* Dataset entries:
+--

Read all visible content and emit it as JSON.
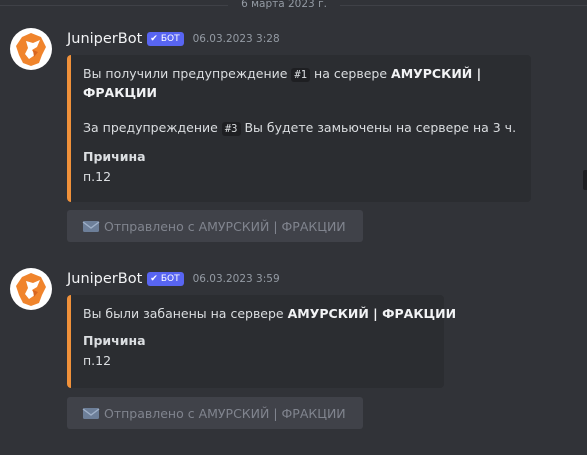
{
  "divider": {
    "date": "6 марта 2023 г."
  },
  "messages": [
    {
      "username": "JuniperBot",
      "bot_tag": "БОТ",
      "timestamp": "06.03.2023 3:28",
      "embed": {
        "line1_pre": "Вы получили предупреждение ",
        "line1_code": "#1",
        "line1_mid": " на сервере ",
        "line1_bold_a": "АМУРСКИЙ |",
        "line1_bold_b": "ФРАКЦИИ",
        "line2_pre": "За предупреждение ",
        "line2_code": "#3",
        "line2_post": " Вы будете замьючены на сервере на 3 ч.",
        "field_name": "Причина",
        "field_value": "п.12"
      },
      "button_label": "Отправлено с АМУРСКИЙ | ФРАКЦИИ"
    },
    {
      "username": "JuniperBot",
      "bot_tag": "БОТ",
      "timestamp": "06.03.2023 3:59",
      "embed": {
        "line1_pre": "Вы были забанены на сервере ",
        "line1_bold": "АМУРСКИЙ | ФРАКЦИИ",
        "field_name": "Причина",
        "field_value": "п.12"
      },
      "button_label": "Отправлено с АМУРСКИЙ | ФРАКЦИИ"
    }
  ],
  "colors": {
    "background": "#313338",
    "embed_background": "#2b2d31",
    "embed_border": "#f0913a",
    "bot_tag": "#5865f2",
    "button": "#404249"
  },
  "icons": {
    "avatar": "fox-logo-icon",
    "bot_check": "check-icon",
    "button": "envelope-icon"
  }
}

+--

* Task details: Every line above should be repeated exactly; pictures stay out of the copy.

* Written response:
Read all visible content and emit it as JSON.
{
  "divider": {
    "date": "6 марта 2023 г."
  },
  "messages": [
    {
      "username": "JuniperBot",
      "bot_tag": "БОТ",
      "timestamp": "06.03.2023 3:28",
      "embed": {
        "line1_pre": "Вы получили предупреждение ",
        "line1_code": "#1",
        "line1_mid": " на сервере ",
        "line1_bold_a": "АМУРСКИЙ |",
        "line1_bold_b": "ФРАКЦИИ",
        "line2_pre": "За предупреждение ",
        "line2_code": "#3",
        "line2_post": " Вы будете замьючены на сервере на 3 ч.",
        "field_name": "Причина",
        "field_value": "п.12"
      },
      "button_label": "Отправлено с АМУРСКИЙ | ФРАКЦИИ"
    },
    {
      "username": "JuniperBot",
      "bot_tag": "БОТ",
      "timestamp": "06.03.2023 3:59",
      "embed": {
        "line1_pre": "Вы были забанены на сервере ",
        "line1_bold": "АМУРСКИЙ | ФРАКЦИИ",
        "field_name": "Причина",
        "field_value": "п.12"
      },
      "button_label": "Отправлено с АМУРСКИЙ | ФРАКЦИИ"
    }
  ],
  "colors": {
    "background": "#313338",
    "embed_background": "#2b2d31",
    "embed_border": "#f0913a",
    "bot_tag": "#5865f2",
    "button": "#404249"
  },
  "icons": {
    "avatar": "fox-logo-icon",
    "bot_check": "check-icon",
    "button": "envelope-icon"
  }
}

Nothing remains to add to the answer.